Riley explained how although Dover later became the main port, Richborough, or Rutupiae, was seen as the symbolic gateway to Britain and so it was likely that Severus arrived and was greeted there in July. Travelling through Britain would have been the next challenge as Severus worked his way up to the north and towards Hadrian’s Wall. Ship travel was always preferred, and it is likely this was the same in Britain, however the coastline has changed to such an extent that it is difficult to establish where there might have been Roman ports or not. Road travel also would have posed a difficulty as roads would have been in a poor state with extensive mud, making them impossible to navigate with mule carts or carriages. 

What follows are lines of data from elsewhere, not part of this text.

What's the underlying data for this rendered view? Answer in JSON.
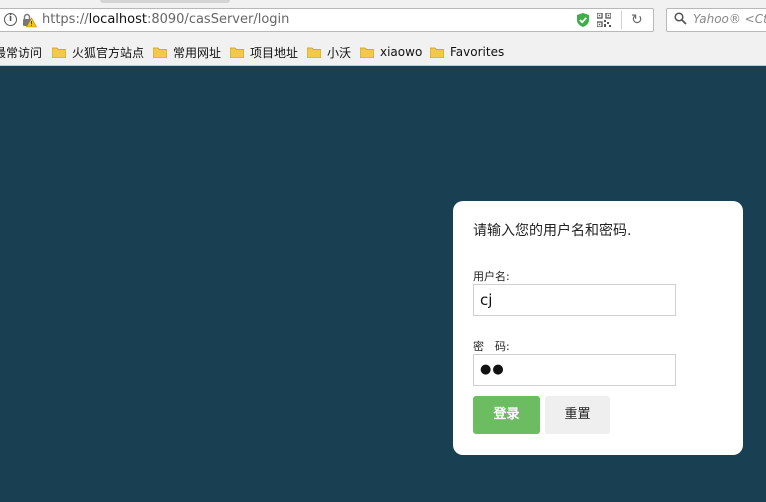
{
  "browser": {
    "url_scheme": "https://",
    "url_host": "localhost",
    "url_rest": ":8090/casServer/login",
    "search_placeholder": "Yahoo® <Ctrl+K>",
    "bookmarks": [
      {
        "label": "最常访问"
      },
      {
        "label": "火狐官方站点"
      },
      {
        "label": "常用网址"
      },
      {
        "label": "项目地址"
      },
      {
        "label": "小沃"
      },
      {
        "label": "xiaowo"
      },
      {
        "label": "Favorites"
      }
    ]
  },
  "login": {
    "prompt": "请输入您的用户名和密码.",
    "username_label": "用户名:",
    "username_value": "cj",
    "password_label": "密　码:",
    "password_mask": "●●",
    "login_button": "登录",
    "reset_button": "重置"
  },
  "colors": {
    "page_background": "#184052",
    "login_button": "#6cbc62",
    "reset_button": "#efefef"
  }
}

Hadrian’s wall began construction in CE 122, when Hadrian came to Britain, and took almost ten years to build with many modifications made. Riley discussed how the wall completely tore apart huge ancestral holdings, leading to huge disaffection and trouble with tribes. Life on the wall was difficult as the weather was rough, terrain tough and hard work required to maintain the fort at the frontier. Despite very few British exports being valued in Rome, woollen cloaks and cloth demanded a high price in the empire suggesting the high quality that was necessary for the soldiers on the frontier. Shoes were also incredibly important and Vindolanda houses an immense collection of them. Female sandals also serve as a reminder that there were women on the wall, despite being few in number. Until the 3rd century, the average soldier couldn’t legally marry and within the fort the number of women was restricted as only the commanding officer and centurions brought their womenfolk, making for an isolating experience as an officer’s wife. In terms of diversions, there is no evidence on the wall of any amphitheatres although legionary forts, for example Chester, had them. 

Riley concluded her presentation by looking at Aquae Sulis (Roman Bath). Bath was the only place in Britain to become a summer tourist destination as tombstones and various records show that people came from other Western provinces to visit whilst some veterans retired there. Items that could act as souvenirs, besides wool, were also produced as a cup has been found showing crenelations which depict Hadrian’s wall and the names of some of the forts. Bronwen brought the highs and hazards of ancient life vividly to life, focusing on religion, economics and culture as well as individual stories such as the famous tombstone to Regina by Barates of Syria who had travelled half way across the empire before his marriage and later death in Britain.

Huge thanks to Bronwen for such a brilliant talk and for a really interesting Q&A afterwards too. You can find out more about her work and how to purchase her books here. We look forward to our next lecture – the first of 2023 – which will be with our President, Professor Michael Scott. We hope you will join us at AKS Lytham for his Presidential Lecture on Thursday 5th January at 7pm. You are all very welcome!